The formula for the 2018 season was:

{\displaystyle wOBA={\frac {(0.69*NIBB)+(0.72*HBP)+(0.88*{\mathit {1}}B)+(1.247*{\mathit {2}}B)+(1.578*{\mathit {3}}B)+(2.031*HR)}{AB+BB-IBB+SF+HBP}}}

Now that we got that out of the way let's look at how the shift will affect the Diamondbacks. I want to look at two hitters that if the shift goes away will positively affect the most. I want to look at one player's lefty righty splits when he is shifted on or not. And one player who the shift does not seem to affect at all. So, let's start with the player that the shift does not seem to affect. In the 2021 season on the 212 plate appearances that he was shifted on his wOBA is .312 and when they did not shift on him in .323 plate appearances David Peralta hit .315 wOBA. Looking at a Diamondbacks lefty righty split, Ketel Marte's wOBA was .339 against the shift and .345 when he was not shifted on. That was batting left handed.

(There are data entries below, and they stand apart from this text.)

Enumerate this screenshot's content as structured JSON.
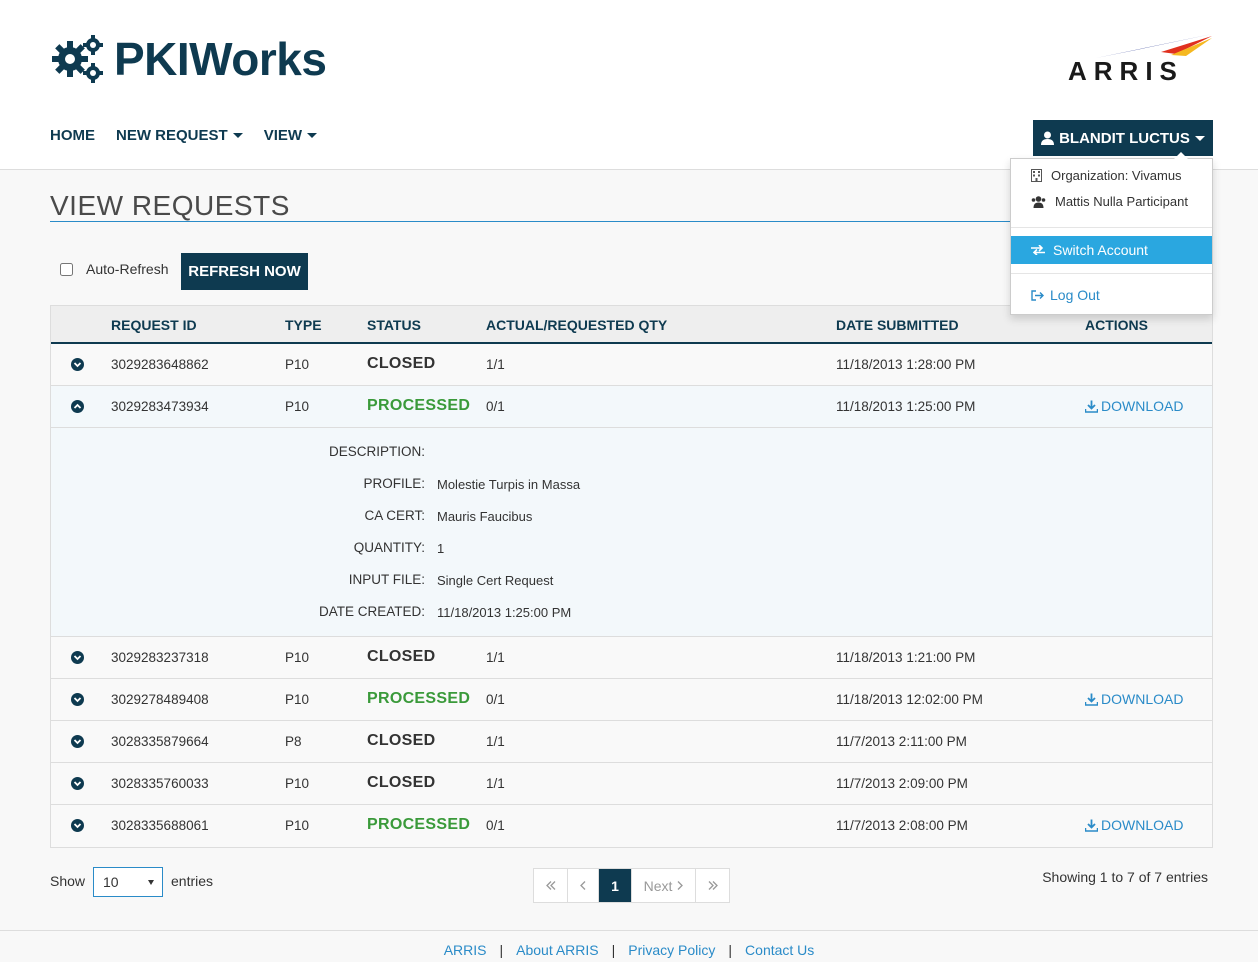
{
  "brand": {
    "app_name": "PKIWorks",
    "partner_logo": "ARRIS"
  },
  "nav": {
    "home": "HOME",
    "new_request": "NEW REQUEST",
    "view": "VIEW"
  },
  "user_menu": {
    "user_name": "BLANDIT LUCTUS",
    "organization": "Organization: Vivamus",
    "role": "Mattis Nulla Participant",
    "switch_account": "Switch Account",
    "log_out": "Log Out"
  },
  "page": {
    "title": "VIEW REQUESTS",
    "auto_refresh_label": "Auto-Refresh",
    "auto_refresh_checked": false,
    "refresh_button": "REFRESH NOW"
  },
  "table": {
    "columns": {
      "request_id": "REQUEST ID",
      "type": "TYPE",
      "status": "STATUS",
      "qty": "ACTUAL/REQUESTED QTY",
      "date": "DATE SUBMITTED",
      "actions": "ACTIONS"
    },
    "download_label": "DOWNLOAD",
    "rows": [
      {
        "id": "3029283648862",
        "type": "P10",
        "status": "CLOSED",
        "qty": "1/1",
        "date": "11/18/2013 1:28:00 PM",
        "action": ""
      },
      {
        "id": "3029283473934",
        "type": "P10",
        "status": "PROCESSED",
        "qty": "0/1",
        "date": "11/18/2013 1:25:00 PM",
        "action": "DOWNLOAD"
      },
      {
        "id": "3029283237318",
        "type": "P10",
        "status": "CLOSED",
        "qty": "1/1",
        "date": "11/18/2013 1:21:00 PM",
        "action": ""
      },
      {
        "id": "3029278489408",
        "type": "P10",
        "status": "PROCESSED",
        "qty": "0/1",
        "date": "11/18/2013 12:02:00 PM",
        "action": "DOWNLOAD"
      },
      {
        "id": "3028335879664",
        "type": "P8",
        "status": "CLOSED",
        "qty": "1/1",
        "date": "11/7/2013 2:11:00 PM",
        "action": ""
      },
      {
        "id": "3028335760033",
        "type": "P10",
        "status": "CLOSED",
        "qty": "1/1",
        "date": "11/7/2013 2:09:00 PM",
        "action": ""
      },
      {
        "id": "3028335688061",
        "type": "P10",
        "status": "PROCESSED",
        "qty": "0/1",
        "date": "11/7/2013 2:08:00 PM",
        "action": "DOWNLOAD"
      }
    ],
    "details": {
      "description_label": "DESCRIPTION:",
      "description_value": "",
      "profile_label": "PROFILE:",
      "profile_value": "Molestie Turpis in Massa",
      "ca_cert_label": "CA CERT:",
      "ca_cert_value": "Mauris Faucibus",
      "quantity_label": "QUANTITY:",
      "quantity_value": "1",
      "input_file_label": "INPUT FILE:",
      "input_file_value": "Single Cert Request",
      "date_created_label": "DATE CREATED:",
      "date_created_value": "11/18/2013 1:25:00 PM"
    }
  },
  "pagination": {
    "show_label": "Show",
    "page_size": "10",
    "entries_label": "entries",
    "current_page": "1",
    "next_label": "Next",
    "summary": "Showing 1 to 7 of 7 entries"
  },
  "footer": {
    "links": [
      "ARRIS",
      "About ARRIS",
      "Privacy Policy",
      "Contact Us"
    ]
  },
  "colors": {
    "primary": "#0e3a50",
    "link": "#2a8bc8",
    "processed": "#3a9a3a",
    "highlight": "#2aa7e0"
  }
}
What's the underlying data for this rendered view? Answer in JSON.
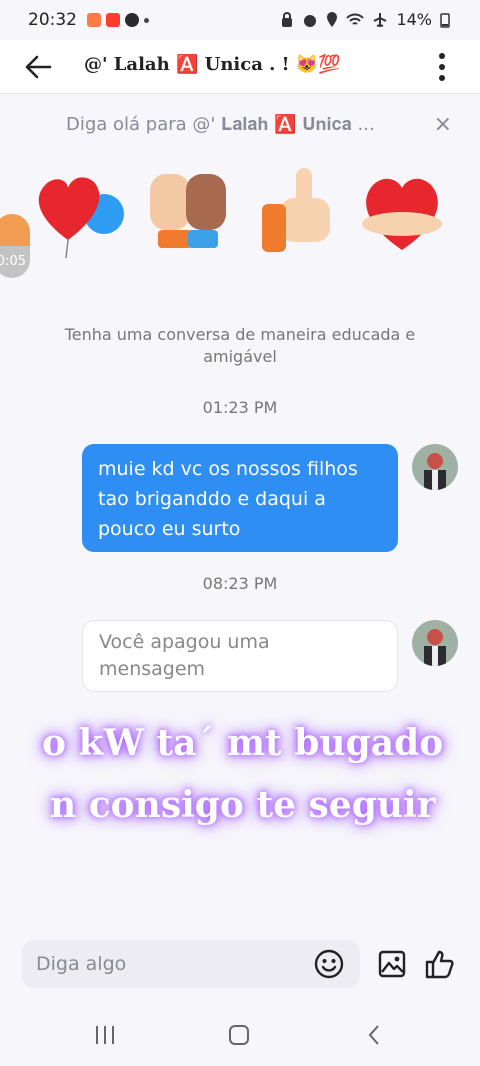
{
  "status": {
    "time": "20:32",
    "battery": "14%"
  },
  "header": {
    "title": "@' 𝐋𝐚𝐥𝐚𝐡 🅰️ 𝐔𝐧𝐢𝐜𝐚 . ! 😻💯"
  },
  "greeting": {
    "text": "Diga olá para @' 𝐋𝐚𝐥𝐚𝐡 🅰️ 𝐔𝐧𝐢𝐜𝐚 ...",
    "close": "×"
  },
  "recording": {
    "time": "0:05"
  },
  "polite_notice": "Tenha uma conversa de maneira educada e amigável",
  "messages": [
    {
      "time": "01:23 PM",
      "text": "muie kd vc os nossos filhos tao briganddo e daqui a pouco eu surto"
    },
    {
      "time": "08:23 PM",
      "text": "Você apagou uma mensagem"
    }
  ],
  "overlay": {
    "line1": "o kW ta´ mt bugado",
    "line2": "n consigo te seguir"
  },
  "composer": {
    "placeholder": "Diga algo"
  },
  "colors": {
    "accent": "#2f8ef4",
    "glow": "#a855f7"
  }
}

When he bats right handed against the shift his wOBA climbs to .638 and when he is not shifted against batting right handed he hits .446 wOBA. Now for the two hitters who will benefit the most from teams not being able to shift against them. The first is Josh VanMeter, when teams shift against him (which is 75.2% of his at bats) he only manages a .252 wOBA. But, when he was not shifted on in a plate appearance in 2021 his wOBA jumped to .390. The second hitter who has big wOBA splits when the shift is on him his wOBA is not as drastic but still measurable at .237 wOBA against and .274 when not shifted on is Nick Ahmed. To put these differences into perspective, Peralta is labeled as average, Martel is labeled as Elite against righties and good against lefties. VanMeter would climb without the shift from average to very good.

Josh VanMeter
Colorado Rockies v Arizona Diamondbacks / Norm Hall/GettyImages

My View on the Shift

I have an idea using the shift that I believe would make the game better and make the game more strategic. There are 27 at bats in each 9 inning regular baseball game. What if we give the manager the ability to shift on 15 at bats per regular 9 inning game? He would have a card in his hand like in soccer that is red on the top and green on the bottom. We impose a 30 second "shift clock" which gives the manager 30 seconds to make the decision and get his players into the shift if he wants from the time the opposing batters name is announced. Red would mean shift and green would mean no shift. It would add intrigue and strategy to the game as a manager would need to decide if he wants to shift against a certain hitter every at bat, or only in certain situations. For example would you shift on a pull hitter if there was a fast runner on 1st base who could steal a base if the second baseman was playing out of position. Would you shift the first baseman into the second base hole if a runner was on first or hold the runner on with a traditional defense or would you move the second baseman over and basically give the runner second base. You would have options on how to guard against a bunt from a pitcher depending if there were runners on or not. And those are just to name a few.

Next. Where should Star Ketel Marte play?. light

It is like a lot of other things, don't allow the new thing to be done all the time. Don't allow the new thing to be taken away completely. Everything in moderation to add intrigue and excitement to the game.